In the early 1980s, Sri Lanka’s iconic musical group -‘The ‘Gypsies’- wrote and put to music one of their famous ditty ‘Uncle Jonsonge Jubilee Partiya’.
A take-off based on a wedding anniversary celebration which ends in a brawl and shambles. The ditty brings to mind the ongoing Brexit muddle in Britain. Brexit has already caused the downfall of two British Prime Ministers - David Cameron and Theresa May. Boris Johnson, the successor to May, is demanding the European Union (EU) leaders re-negotiate a ‘Brexit Deal’ signed between his predecessor in office and leaders of the EU. If they do not, Johnson warns, he will take Britain out of the EU without reaching an agreement with Britain’s EU partners.
In his first speech on assuming premiership, Johnson reiterated his promise to lead the country out of the EU saying “...we are going to fulfill the repeated promises of Parliament to the people and come out of the EU on October 31. No ‘ifs or buts’.”
The Washington Post likened Johnson’s actions as engaging in a game of brinkmanship, via his opposition to the “Irish backstop” -the agreement reached between the UK and the EU to preserve a ‘soft border’ between Ireland and N. Ireland. The Backstop theoretically keeps Britain within the EU’s ‘Customs Union’. Johnson’s insistence on refusing to meet with EU leaders until they reconsider their position on the Backstop, is only heightening tensions between the antagonists.
It is not unlikely, that Johnson knowing the mood in Parliament, to stop him from going through with a No Deal Brexit, intends creating an impasse at Westminster, leading to a snap general election which he hopes may yield a parliament more supportive of his agenda. But his domestic support is not good. In the aftermath of his assuming power, he was greeted with jeers during visits to Scotland and he ultimately had to leave through the back entrance of the residence of the Scottish first Minister to escape angry demonstrators.
“...The people of Scotland did not vote for a catastrophic No Deal Brexit, which Boris Johnson is now planning for...” said Scotland’s First Minister Sturgeon, adding, Brexit may speed calls for a new independence referendum in Scotland - a cause backed by Sturgeon’s Scottish Nationalist Party.
A day later in Wales, Johnson was greeted by booing crowds and its First Minister in an interview with the Guardian warned that a ‘No Deal Brexit’ would endanger Wales’s agricultural and manufacturing sectors.
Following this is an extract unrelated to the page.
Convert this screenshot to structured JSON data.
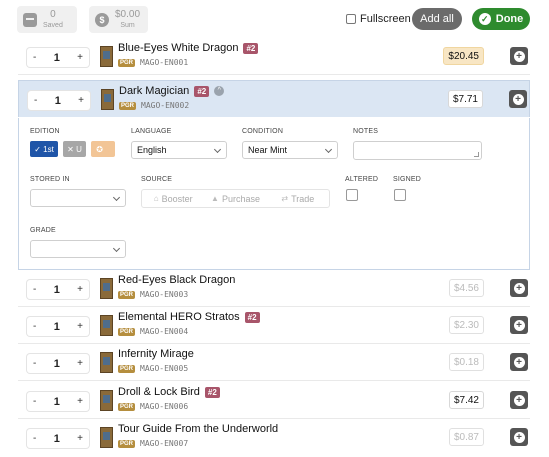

He added “...I think the union that is the United Kingdom is more at risk today than at any time in my political lifetime,” pointing to how both Scotland and Northern Ireland overwhelmingly voted to remain in the European Union.
Boris Johnson’s stated aims at strengthening ties between Britain’s/UK’s confederation of four home nations and leading the nation out of the UK at a gallop, fly in the face of ground realities. The dropping of the Irish Backstop - part of the Good Friday agreement of 1998, which saw an end to the 30-year-long civil war in Ireland, has the potential to once again stoke tensions which could in the end, lead to a breakup of the United Kingdom itself. Brexit will definitely weaken the bonds among the nations making up the British Isles or the United Kingdom. It could set in motion a train of events which end up in the the break-up of the union.
Irish Prime Minister Leo Varadkar has hinted at the possibility of Northern Ireland severing its ties with the United Kingdom in the event of a no-deal Brexit.
Former British Prime Minister Gordon Brown’s remark at a London event last week that Johnson could be remembered “not as the 55th Prime Minister of the UK, but as the first Prime Minister of England” are indications that, as in the Gypsies’ ditty, Boris Johnson’s No Deal Brexit could easily end in a rumpus and shambles, with horrific consequences to the United Kingdom as we know it today.
The wheel would have turned full circle - the kingdom which stokes disunity and discord in its former colonies is itself, now facing breakup